Would you repeat the listing below verbatim and drop the images?

* **Exercise inputs**:
--*--

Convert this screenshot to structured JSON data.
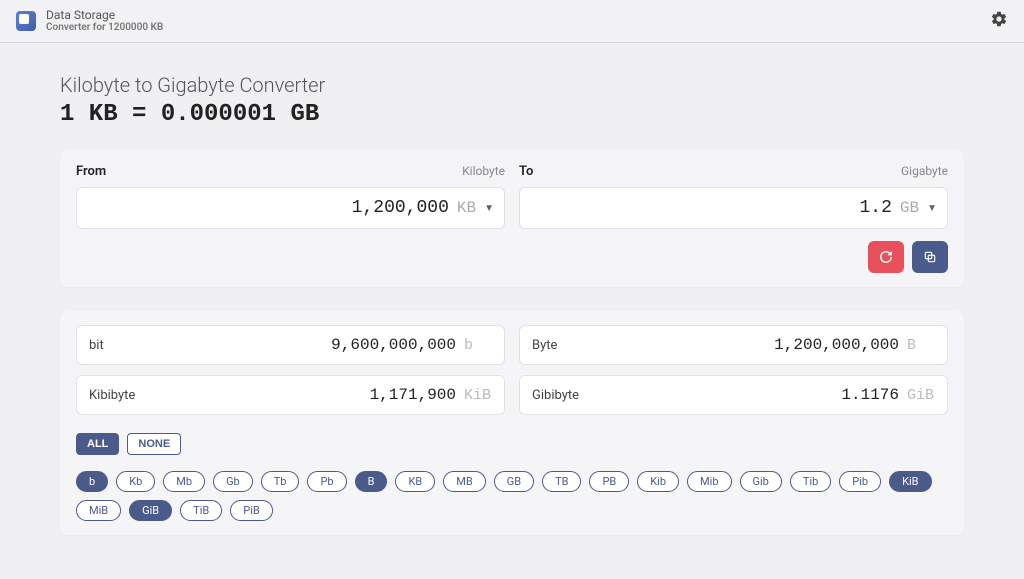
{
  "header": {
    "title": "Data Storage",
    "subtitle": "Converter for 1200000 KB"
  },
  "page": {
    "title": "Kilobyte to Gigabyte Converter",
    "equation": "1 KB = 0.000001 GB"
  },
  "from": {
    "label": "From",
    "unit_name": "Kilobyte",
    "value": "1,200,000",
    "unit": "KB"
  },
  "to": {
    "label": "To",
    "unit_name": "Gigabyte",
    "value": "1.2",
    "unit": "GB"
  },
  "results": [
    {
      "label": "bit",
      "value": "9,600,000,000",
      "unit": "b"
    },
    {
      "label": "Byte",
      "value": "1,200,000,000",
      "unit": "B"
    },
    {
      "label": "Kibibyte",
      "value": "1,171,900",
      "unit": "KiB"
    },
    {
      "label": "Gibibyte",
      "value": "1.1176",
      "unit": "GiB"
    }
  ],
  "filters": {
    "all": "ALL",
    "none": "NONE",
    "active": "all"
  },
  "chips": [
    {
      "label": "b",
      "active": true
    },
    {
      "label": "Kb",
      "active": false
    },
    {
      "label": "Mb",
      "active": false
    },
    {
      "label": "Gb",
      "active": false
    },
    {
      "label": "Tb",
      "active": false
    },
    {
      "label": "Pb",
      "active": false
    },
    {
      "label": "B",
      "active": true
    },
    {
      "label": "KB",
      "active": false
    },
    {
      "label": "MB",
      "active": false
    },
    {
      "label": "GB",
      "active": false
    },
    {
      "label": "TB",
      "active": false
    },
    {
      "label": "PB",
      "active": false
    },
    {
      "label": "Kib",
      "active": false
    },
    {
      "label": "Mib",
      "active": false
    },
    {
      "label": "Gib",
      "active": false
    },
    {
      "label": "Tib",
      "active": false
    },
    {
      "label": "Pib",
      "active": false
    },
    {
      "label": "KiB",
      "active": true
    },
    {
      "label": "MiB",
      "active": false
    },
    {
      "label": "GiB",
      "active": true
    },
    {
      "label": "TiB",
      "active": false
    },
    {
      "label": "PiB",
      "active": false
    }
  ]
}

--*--

* **Your solution**:
Convert this screenshot to structured JSON data.
{
  "header": {
    "title": "Data Storage",
    "subtitle": "Converter for 1200000 KB"
  },
  "page": {
    "title": "Kilobyte to Gigabyte Converter",
    "equation": "1 KB = 0.000001 GB"
  },
  "from": {
    "label": "From",
    "unit_name": "Kilobyte",
    "value": "1,200,000",
    "unit": "KB"
  },
  "to": {
    "label": "To",
    "unit_name": "Gigabyte",
    "value": "1.2",
    "unit": "GB"
  },
  "results": [
    {
      "label": "bit",
      "value": "9,600,000,000",
      "unit": "b"
    },
    {
      "label": "Byte",
      "value": "1,200,000,000",
      "unit": "B"
    },
    {
      "label": "Kibibyte",
      "value": "1,171,900",
      "unit": "KiB"
    },
    {
      "label": "Gibibyte",
      "value": "1.1176",
      "unit": "GiB"
    }
  ],
  "filters": {
    "all": "ALL",
    "none": "NONE",
    "active": "all"
  },
  "chips": [
    {
      "label": "b",
      "active": true
    },
    {
      "label": "Kb",
      "active": false
    },
    {
      "label": "Mb",
      "active": false
    },
    {
      "label": "Gb",
      "active": false
    },
    {
      "label": "Tb",
      "active": false
    },
    {
      "label": "Pb",
      "active": false
    },
    {
      "label": "B",
      "active": true
    },
    {
      "label": "KB",
      "active": false
    },
    {
      "label": "MB",
      "active": false
    },
    {
      "label": "GB",
      "active": false
    },
    {
      "label": "TB",
      "active": false
    },
    {
      "label": "PB",
      "active": false
    },
    {
      "label": "Kib",
      "active": false
    },
    {
      "label": "Mib",
      "active": false
    },
    {
      "label": "Gib",
      "active": false
    },
    {
      "label": "Tib",
      "active": false
    },
    {
      "label": "Pib",
      "active": false
    },
    {
      "label": "KiB",
      "active": true
    },
    {
      "label": "MiB",
      "active": false
    },
    {
      "label": "GiB",
      "active": true
    },
    {
      "label": "TiB",
      "active": false
    },
    {
      "label": "PiB",
      "active": false
    }
  ]
}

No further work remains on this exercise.